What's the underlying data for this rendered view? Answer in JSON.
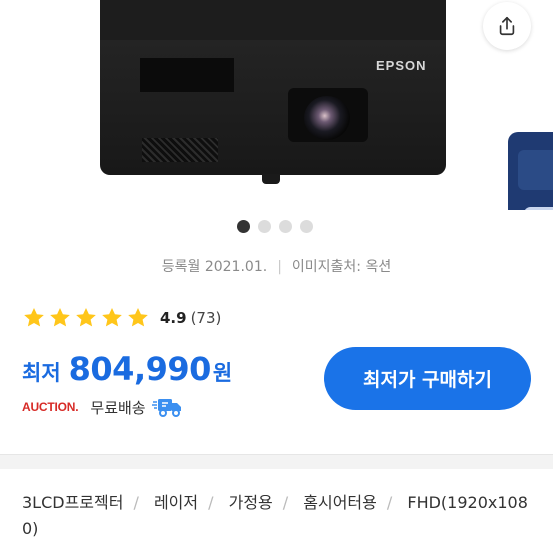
{
  "gallery": {
    "product_brand": "EPSON",
    "page_count": 4,
    "active_page": 1,
    "share_icon": "share-icon"
  },
  "product": {
    "registered_label": "등록월 2021.01.",
    "image_source": "이미지출처: 옥션",
    "rating": {
      "stars": 5,
      "score": "4.9",
      "count": "(73)",
      "star_color": "#FFC61A"
    },
    "price": {
      "label": "최저",
      "value": "804,990",
      "unit": "원",
      "color": "#1A6BE0"
    },
    "seller": {
      "name": "AUCTION.",
      "shipping": "무료배송",
      "shipping_icon": "delivery-truck-icon"
    },
    "buy_button_label": "최저가 구매하기"
  },
  "tags": [
    "3LCD프로젝터",
    "레이저",
    "가정용",
    "홈시어터용",
    "FHD(1920x1080)"
  ]
}
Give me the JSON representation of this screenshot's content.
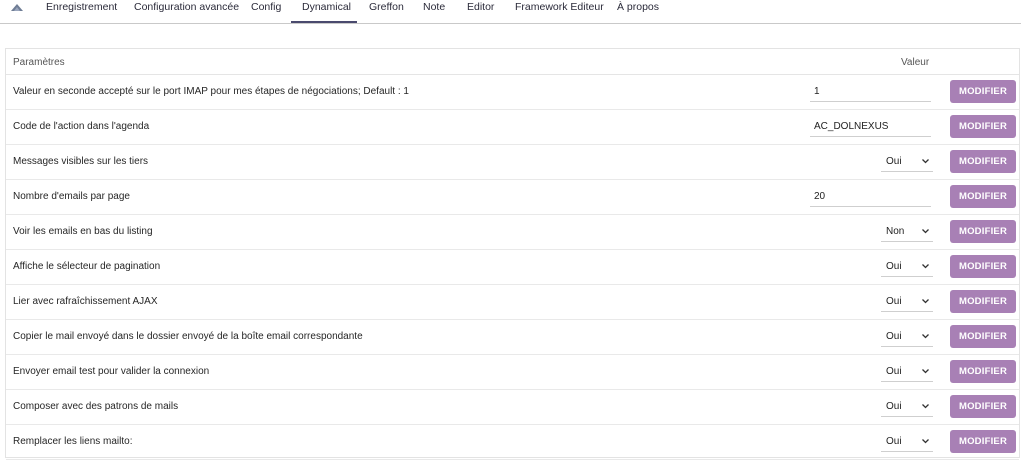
{
  "tabs": [
    {
      "label": "Enregistrement",
      "active": false
    },
    {
      "label": "Configuration avancée",
      "active": false
    },
    {
      "label": "Config",
      "active": false
    },
    {
      "label": "Dynamical",
      "active": true
    },
    {
      "label": "Greffon",
      "active": false
    },
    {
      "label": "Note",
      "active": false
    },
    {
      "label": "Editor",
      "active": false
    },
    {
      "label": "Framework Editeur",
      "active": false
    },
    {
      "label": "À propos",
      "active": false
    }
  ],
  "table": {
    "col_params": "Paramètres",
    "col_value": "Valeur",
    "button_label": "MODIFIER",
    "rows": [
      {
        "label": "Valeur en seconde accepté sur le port IMAP pour mes étapes de négociations; Default : 1",
        "kind": "text",
        "value": "1"
      },
      {
        "label": "Code de l'action dans l'agenda",
        "kind": "text",
        "value": "AC_DOLNEXUS"
      },
      {
        "label": "Messages visibles sur les tiers",
        "kind": "select",
        "value": "Oui"
      },
      {
        "label": "Nombre d'emails par page",
        "kind": "text",
        "value": "20"
      },
      {
        "label": "Voir les emails en bas du listing",
        "kind": "select",
        "value": "Non"
      },
      {
        "label": "Affiche le sélecteur de pagination",
        "kind": "select",
        "value": "Oui"
      },
      {
        "label": "Lier avec rafraîchissement AJAX",
        "kind": "select",
        "value": "Oui"
      },
      {
        "label": "Copier le mail envoyé dans le dossier envoyé de la boîte email correspondante",
        "kind": "select",
        "value": "Oui"
      },
      {
        "label": "Envoyer email test pour valider la connexion",
        "kind": "select",
        "value": "Oui"
      },
      {
        "label": "Composer avec des patrons de mails",
        "kind": "select",
        "value": "Oui"
      },
      {
        "label": "Remplacer les liens mailto:",
        "kind": "select",
        "value": "Oui"
      }
    ]
  },
  "colors": {
    "button_bg": "#a880b5",
    "active_tab_underline": "#4a4a6e"
  },
  "icons": {
    "tab_logo": "app-logo-icon",
    "select_arrow": "chevron-down-icon"
  }
}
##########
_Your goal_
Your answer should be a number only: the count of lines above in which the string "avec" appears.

_Result of the exercise_
2